  • The Somali American Parent Association will empower immigrant parents to understand and navigate Minnesota school systems and gain the knowledge and skills necessary to support and advocate for their children’s educational success and well-being.
  • Students for Education Reform will launch community-based chapters, continue growing its membership base of parents and students, build authentic power in local communities to demand schools that prepare students for college-level coursework, and hold elected officials accountable for delivering an equitable public education.
  • Teach for America Twin Cities will recruit, train, and place diverse, high-potential teachers in high-needs public schools. TFA will also continue engaging its alumni network to move into school leadership roles and be lifelong advocates for students.
  • The Family Partnership will continue its math and literacy, motor development, and developmental therapies at its two multicultural therapeutic preschools in Minneapolis. The Family Partnership works to ensure that children facing developmental delays or adverse early childhood experiences meet developmental and learning milestones and are prepared for kindergarten.
  • Think Small will continue providing coaching and assistance to increase the number of early learning programs in Minneapolis that are rated under the Parent Aware quality system.

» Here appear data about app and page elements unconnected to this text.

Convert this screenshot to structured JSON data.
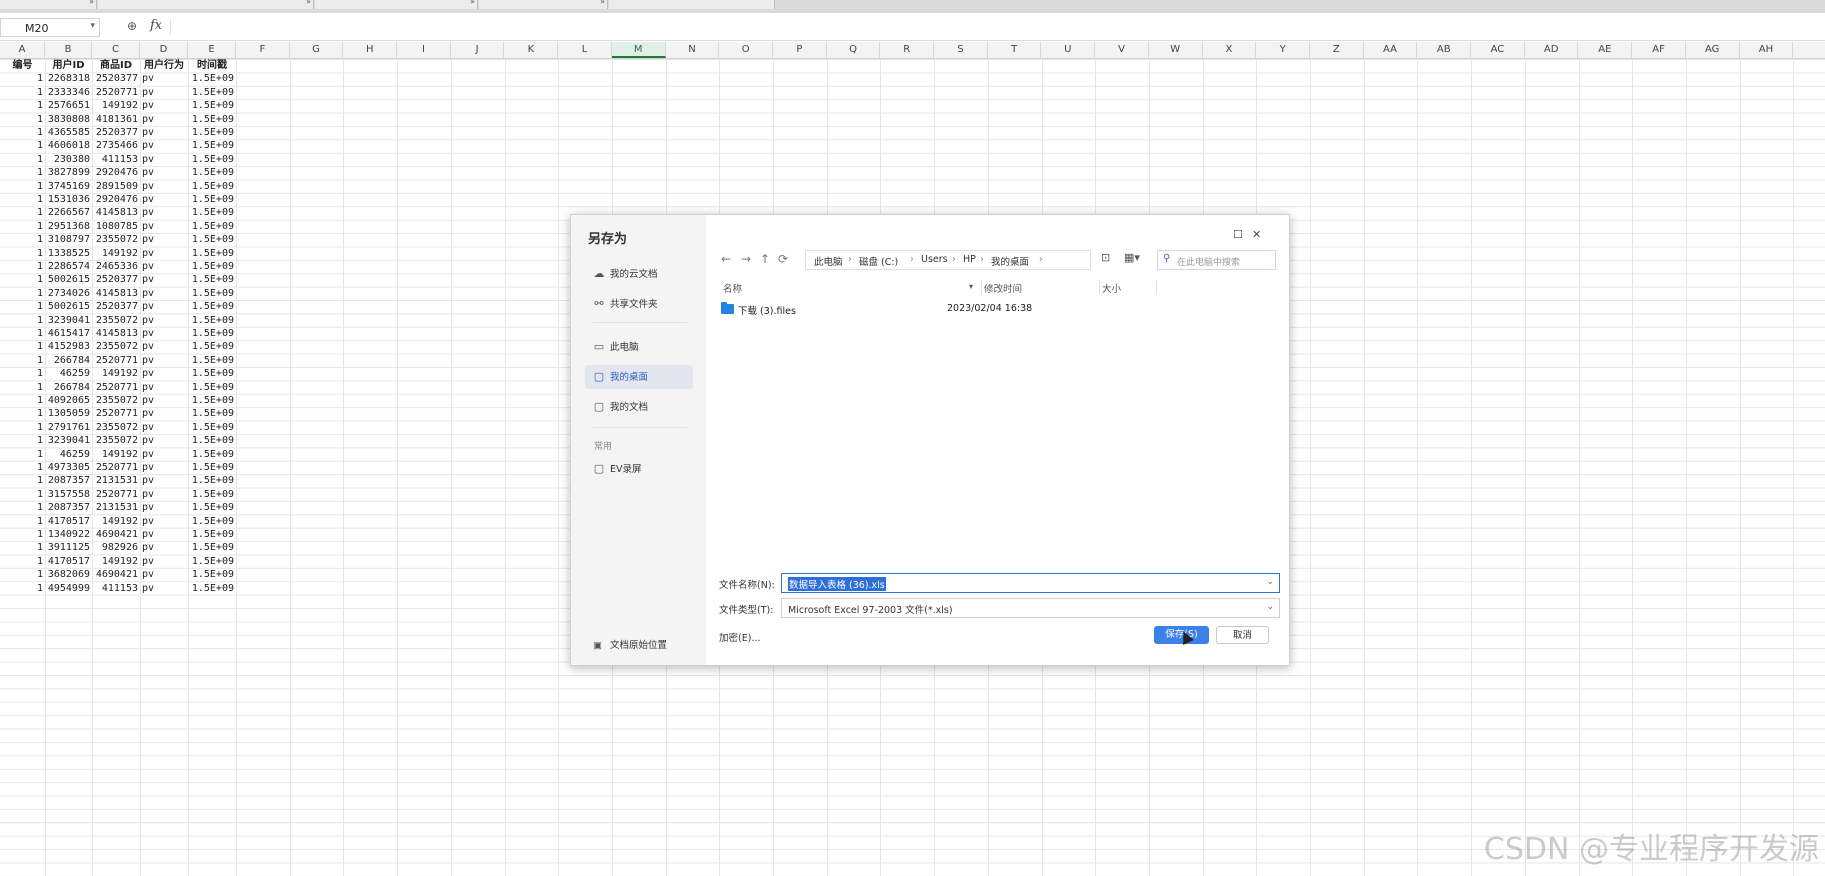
{
  "namebox": {
    "value": "M20",
    "chevron": "▾"
  },
  "formula": {
    "zoom_icon": "zoom-icon",
    "fx": "fx"
  },
  "columns": [
    "A",
    "B",
    "C",
    "D",
    "E",
    "F",
    "G",
    "H",
    "I",
    "J",
    "K",
    "L",
    "M",
    "N",
    "O",
    "P",
    "Q",
    "R",
    "S",
    "T",
    "U",
    "V",
    "W",
    "X",
    "Y",
    "Z",
    "AA",
    "AB",
    "AC",
    "AD",
    "AE",
    "AF",
    "AG",
    "AH"
  ],
  "selected_column": "M",
  "header_row": [
    "编号",
    "用户ID",
    "商品ID",
    "用户行为",
    "时间戳"
  ],
  "rows": [
    [
      "1",
      "2268318",
      "2520377",
      "pv",
      "1.5E+09"
    ],
    [
      "1",
      "2333346",
      "2520771",
      "pv",
      "1.5E+09"
    ],
    [
      "1",
      "2576651",
      "149192",
      "pv",
      "1.5E+09"
    ],
    [
      "1",
      "3830808",
      "4181361",
      "pv",
      "1.5E+09"
    ],
    [
      "1",
      "4365585",
      "2520377",
      "pv",
      "1.5E+09"
    ],
    [
      "1",
      "4606018",
      "2735466",
      "pv",
      "1.5E+09"
    ],
    [
      "1",
      "230380",
      "411153",
      "pv",
      "1.5E+09"
    ],
    [
      "1",
      "3827899",
      "2920476",
      "pv",
      "1.5E+09"
    ],
    [
      "1",
      "3745169",
      "2891509",
      "pv",
      "1.5E+09"
    ],
    [
      "1",
      "1531036",
      "2920476",
      "pv",
      "1.5E+09"
    ],
    [
      "1",
      "2266567",
      "4145813",
      "pv",
      "1.5E+09"
    ],
    [
      "1",
      "2951368",
      "1080785",
      "pv",
      "1.5E+09"
    ],
    [
      "1",
      "3108797",
      "2355072",
      "pv",
      "1.5E+09"
    ],
    [
      "1",
      "1338525",
      "149192",
      "pv",
      "1.5E+09"
    ],
    [
      "1",
      "2286574",
      "2465336",
      "pv",
      "1.5E+09"
    ],
    [
      "1",
      "5002615",
      "2520377",
      "pv",
      "1.5E+09"
    ],
    [
      "1",
      "2734026",
      "4145813",
      "pv",
      "1.5E+09"
    ],
    [
      "1",
      "5002615",
      "2520377",
      "pv",
      "1.5E+09"
    ],
    [
      "1",
      "3239041",
      "2355072",
      "pv",
      "1.5E+09"
    ],
    [
      "1",
      "4615417",
      "4145813",
      "pv",
      "1.5E+09"
    ],
    [
      "1",
      "4152983",
      "2355072",
      "pv",
      "1.5E+09"
    ],
    [
      "1",
      "266784",
      "2520771",
      "pv",
      "1.5E+09"
    ],
    [
      "1",
      "46259",
      "149192",
      "pv",
      "1.5E+09"
    ],
    [
      "1",
      "266784",
      "2520771",
      "pv",
      "1.5E+09"
    ],
    [
      "1",
      "4092065",
      "2355072",
      "pv",
      "1.5E+09"
    ],
    [
      "1",
      "1305059",
      "2520771",
      "pv",
      "1.5E+09"
    ],
    [
      "1",
      "2791761",
      "2355072",
      "pv",
      "1.5E+09"
    ],
    [
      "1",
      "3239041",
      "2355072",
      "pv",
      "1.5E+09"
    ],
    [
      "1",
      "46259",
      "149192",
      "pv",
      "1.5E+09"
    ],
    [
      "1",
      "4973305",
      "2520771",
      "pv",
      "1.5E+09"
    ],
    [
      "1",
      "2087357",
      "2131531",
      "pv",
      "1.5E+09"
    ],
    [
      "1",
      "3157558",
      "2520771",
      "pv",
      "1.5E+09"
    ],
    [
      "1",
      "2087357",
      "2131531",
      "pv",
      "1.5E+09"
    ],
    [
      "1",
      "4170517",
      "149192",
      "pv",
      "1.5E+09"
    ],
    [
      "1",
      "1340922",
      "4690421",
      "pv",
      "1.5E+09"
    ],
    [
      "1",
      "3911125",
      "982926",
      "pv",
      "1.5E+09"
    ],
    [
      "1",
      "4170517",
      "149192",
      "pv",
      "1.5E+09"
    ],
    [
      "1",
      "3682069",
      "4690421",
      "pv",
      "1.5E+09"
    ],
    [
      "1",
      "4954999",
      "411153",
      "pv",
      "1.5E+09"
    ]
  ],
  "dialog": {
    "title": "另存为",
    "sidebar": [
      {
        "label": "我的云文档",
        "icon": "cloud-icon"
      },
      {
        "label": "共享文件夹",
        "icon": "share-icon"
      },
      {
        "label": "此电脑",
        "icon": "monitor-icon"
      },
      {
        "label": "我的桌面",
        "icon": "folder-icon",
        "active": true
      },
      {
        "label": "我的文档",
        "icon": "folder-icon"
      }
    ],
    "group_label": "常用",
    "group_items": [
      {
        "label": "EV录屏",
        "icon": "folder-icon"
      }
    ],
    "location_label": "文档原始位置",
    "path": [
      "此电脑",
      "磁盘 (C:)",
      "Users",
      "HP",
      "我的桌面"
    ],
    "search_placeholder": "在此电脑中搜索",
    "list_headers": {
      "name": "名称",
      "modified": "修改时间",
      "size": "大小"
    },
    "files": [
      {
        "name": "下载 (3).files",
        "modified": "2023/02/04 16:38",
        "type": "folder"
      }
    ],
    "filename_label": "文件名称(N):",
    "filename_value": "数据导入表格 (36).xls",
    "filetype_label": "文件类型(T):",
    "filetype_value": "Microsoft Excel 97-2003 文件(*.xls)",
    "encrypt_label": "加密(E)...",
    "save_label": "保存(S)",
    "cancel_label": "取消"
  },
  "watermark": "CSDN @专业程序开发源"
}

It will also administer and connect families to early learning scholarships and continue its statewide advocacy for increased access to high-quality early learning environments.
  • Way to Grow will continue providing its high-quality preschools, home visiting, support services, health and parent engagement programs for low-income families in Minneapolis.